— What is being asked —
Would you return the data below exactly as it stands, with every picture left out?

[Records from a dataset]
BEGIN

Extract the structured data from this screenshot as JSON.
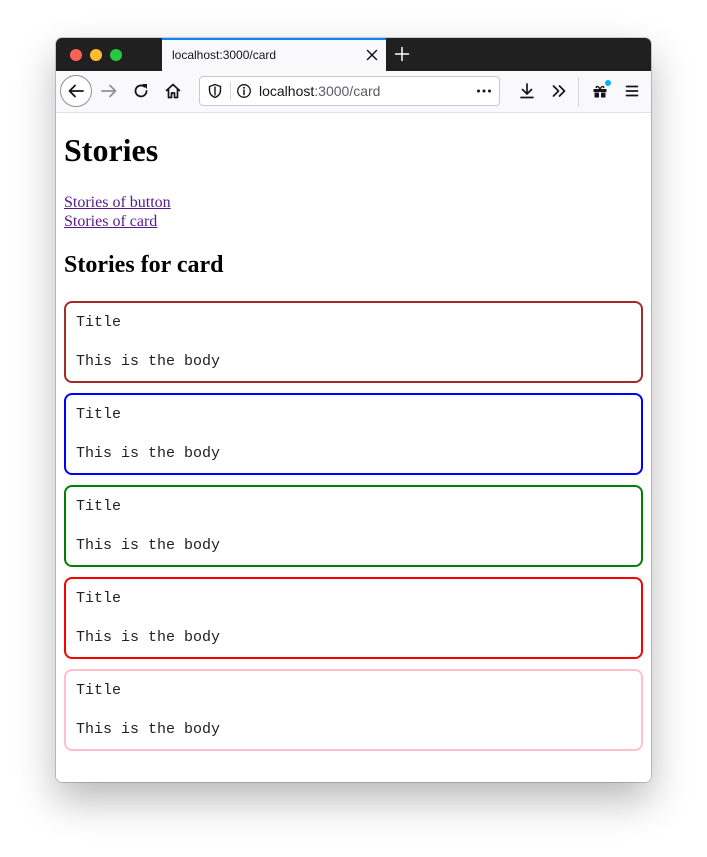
{
  "tab": {
    "title": "localhost:3000/card"
  },
  "urlbar": {
    "host": "localhost",
    "path": ":3000/card"
  },
  "icons": {
    "tab_close": "close-icon",
    "new_tab": "plus-icon",
    "back": "arrow-left-icon",
    "forward": "arrow-right-icon",
    "reload": "reload-icon",
    "home": "home-icon",
    "tracking_protection": "shield-icon",
    "site_info": "info-icon",
    "page_actions": "more-horizontal-icon",
    "downloads": "download-icon",
    "overflow": "chevron-double-right-icon",
    "extensions": "gift-icon",
    "menu": "hamburger-menu-icon"
  },
  "page": {
    "heading": "Stories",
    "links": [
      {
        "label": "Stories of button"
      },
      {
        "label": "Stories of card"
      }
    ],
    "section_heading": "Stories for card"
  },
  "cards": [
    {
      "title": "Title",
      "body": "This is the body",
      "border_color": "#a52a2a"
    },
    {
      "title": "Title",
      "body": "This is the body",
      "border_color": "#0000ff"
    },
    {
      "title": "Title",
      "body": "This is the body",
      "border_color": "#008000"
    },
    {
      "title": "Title",
      "body": "This is the body",
      "border_color": "#ff0000"
    },
    {
      "title": "Title",
      "body": "This is the body",
      "border_color": "#ffc0cb"
    }
  ],
  "colors": {
    "tab_accent": "#0a84ff",
    "link_visited": "#551a8b",
    "tabstrip_bg": "#202020"
  }
}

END

— Solved problem —
Extract the structured data from this screenshot as JSON.
{
  "tab": {
    "title": "localhost:3000/card"
  },
  "urlbar": {
    "host": "localhost",
    "path": ":3000/card"
  },
  "icons": {
    "tab_close": "close-icon",
    "new_tab": "plus-icon",
    "back": "arrow-left-icon",
    "forward": "arrow-right-icon",
    "reload": "reload-icon",
    "home": "home-icon",
    "tracking_protection": "shield-icon",
    "site_info": "info-icon",
    "page_actions": "more-horizontal-icon",
    "downloads": "download-icon",
    "overflow": "chevron-double-right-icon",
    "extensions": "gift-icon",
    "menu": "hamburger-menu-icon"
  },
  "page": {
    "heading": "Stories",
    "links": [
      {
        "label": "Stories of button"
      },
      {
        "label": "Stories of card"
      }
    ],
    "section_heading": "Stories for card"
  },
  "cards": [
    {
      "title": "Title",
      "body": "This is the body",
      "border_color": "#a52a2a"
    },
    {
      "title": "Title",
      "body": "This is the body",
      "border_color": "#0000ff"
    },
    {
      "title": "Title",
      "body": "This is the body",
      "border_color": "#008000"
    },
    {
      "title": "Title",
      "body": "This is the body",
      "border_color": "#ff0000"
    },
    {
      "title": "Title",
      "body": "This is the body",
      "border_color": "#ffc0cb"
    }
  ],
  "colors": {
    "tab_accent": "#0a84ff",
    "link_visited": "#551a8b",
    "tabstrip_bg": "#202020"
  }
}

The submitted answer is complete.